Specialize! The paradoxes of the mainframe I.T. job market
The job market mid to late 2006 sounds like a world of crazy contradictions. Recruiters call, and seem (sometimes speaking English in a way hard to understand on a cell phone, at least) anxious to submit my resume, even if I haven't worked in a formal mainframe job for 4-1/2 years. For that one reason alone, I suppose, many of the submissions don't go anywhere. There is a second main reason, however. My experience, however lengthy, is not specialized enough in one specific area.
In the mainframe area it is easy to identify some specializations where employers are eager to find people who will relocate temporarily for long term contracts. Most of these would be W-2, and the contractor would be responsible for housing himself/herself in an extended stay corporate apartment out of the rate. (Generally, I am told, that would not be excluded from taxation if the assignment went over 364 days in a year.)
Some of the specializations are MMIS (Medicaid Management Information System), but practically all states require that a contractor have a minimum of 24 months MMIS experience, preferably within the past five or so years. These jobs favor people who got into the MMIS market and stayed there.

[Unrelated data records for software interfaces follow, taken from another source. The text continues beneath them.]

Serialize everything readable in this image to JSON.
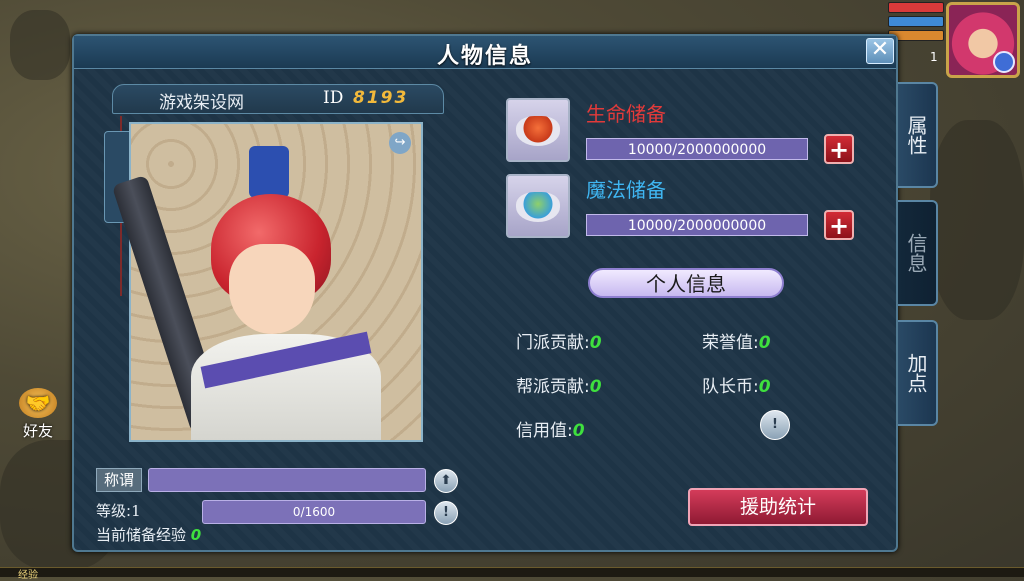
{
  "hud": {
    "level": "1",
    "bars": [
      "#d93a3a",
      "#3f8ad6",
      "#d9882f"
    ]
  },
  "friends_label": "好友",
  "bottom_exp_label": "经验",
  "panel": {
    "title": "人物信息",
    "close": "✕"
  },
  "profile": {
    "name": "游戏架设网",
    "id_label": "ID",
    "id_value": "8193",
    "share_icon": "↪"
  },
  "title_row": {
    "label": "称谓",
    "upload_icon": "⬆"
  },
  "level_row": {
    "label": "等级:",
    "value": "1",
    "exp": "0/1600",
    "info_icon": "!"
  },
  "stored_exp": {
    "label": "当前储备经验",
    "value": "0"
  },
  "reserves": {
    "hp": {
      "title": "生命储备",
      "value": "10000/2000000000",
      "color": "#e23a3a"
    },
    "mp": {
      "title": "魔法储备",
      "value": "10000/2000000000",
      "color": "#3fb6f2"
    },
    "plus": "+"
  },
  "personal_info_button": "个人信息",
  "stats": {
    "sect_contrib": {
      "label": "门派贡献:",
      "value": "0"
    },
    "honor": {
      "label": "荣誉值:",
      "value": "0"
    },
    "guild_contrib": {
      "label": "帮派贡献:",
      "value": "0"
    },
    "captain_coin": {
      "label": "队长币:",
      "value": "0"
    },
    "credit": {
      "label": "信用值:",
      "value": "0"
    },
    "info_icon": "!"
  },
  "assist_button": "援助统计",
  "side_tabs": [
    "属性",
    "信息",
    "加点"
  ]
}
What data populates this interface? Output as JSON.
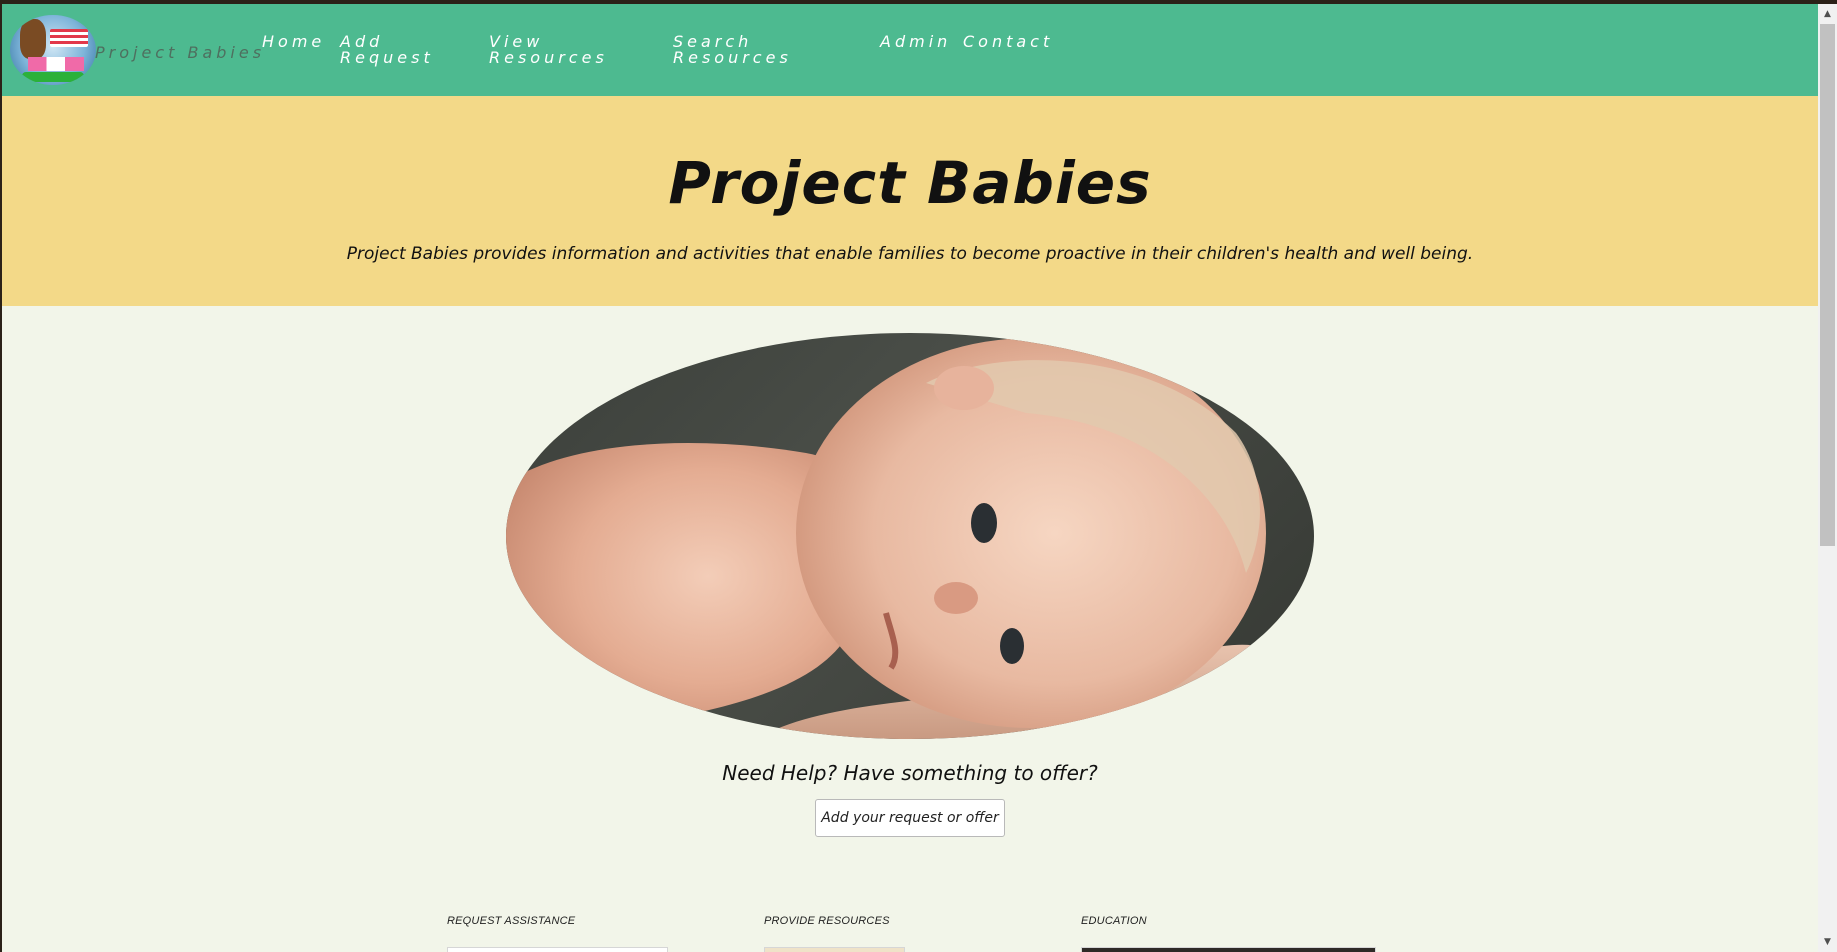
{
  "navbar": {
    "brand": "Project Babies",
    "links": [
      {
        "line1": "Home",
        "line2": ""
      },
      {
        "line1": "Add",
        "line2": "Request"
      },
      {
        "line1": "View",
        "line2": "Resources"
      },
      {
        "line1": "Search",
        "line2": "Resources"
      },
      {
        "line1": "Admin",
        "line2": ""
      },
      {
        "line1": "Contact",
        "line2": ""
      }
    ],
    "colors": {
      "background": "#4dba90",
      "brand_text": "#4e6f5f",
      "link_text": "#ffffff"
    }
  },
  "hero": {
    "title": "Project Babies",
    "subtitle": "Project Babies provides information and activities that enable families to become proactive in their children's health and well being.",
    "background": "#f3d988"
  },
  "main": {
    "image_icon": "baby-photo",
    "cta_text": "Need Help? Have something to offer?",
    "cta_button": "Add your request or offer",
    "sections": [
      {
        "label": "REQUEST ASSISTANCE"
      },
      {
        "label": "PROVIDE RESOURCES"
      },
      {
        "label": "EDUCATION"
      }
    ],
    "background": "#f2f5e9"
  },
  "scrollbar": {
    "up_icon": "▲",
    "down_icon": "▼"
  }
}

Another speciality would be DB2 internals, support, and fine tuning, since high transaction volume DB2 systems performance is often very sensitive to design decicisions (like what kind of joins to use in selects).
Another one that occurs is Vantage for Life Insurance and Annuities. There is a "Vantage Rules the World" problem in the life insurance business. Vantage has its own propietary IO access methods (whether to VSAM or to DB2) with specific conventions in call statements and link editing that must be followed exactly, and are often hard to understand, requiring people to develop narrow expertise. So again, when an employer needs a Vantage consultant, it needs him/her badly, but the person must have very specific experience. There was a similar older system, VLN, that was developed in the 1980s, but the company went under, and Vantage took over the market.
You also find desire for experience with welfare and social service systems in state governments, and these often require experience with Case Tools, which were all the rage in the early 1990s.
Finally, you will find cravings for experience with orphaned mainframe technologies that have largely been replaced, but for companies still having them, they have a filling needs. One example would be IMS, which seems cumbersome to people today, especially IMS-DC.
In the post 9/11 period, we heard a lot about companies sending mainframe maintenance and technical support overseas to India, even production support (night time cycles could be maintained by people working days with the 12 hour time difference). There are open questions as to how effective this has been and whether some of this work is coming back.
But some of these observations explain the nature of the mainframe market today. It favors single people, without family care obligations, who can leave home and live alone for months at a time (with high hourly rates but without fringe benefits). Some will question the social responsibility of this kind of employment practice; but it is not intentional from the employers, it is more an anamoly from how things have evolved. Curiously, it is an outgrowth of what we call libertarian culture.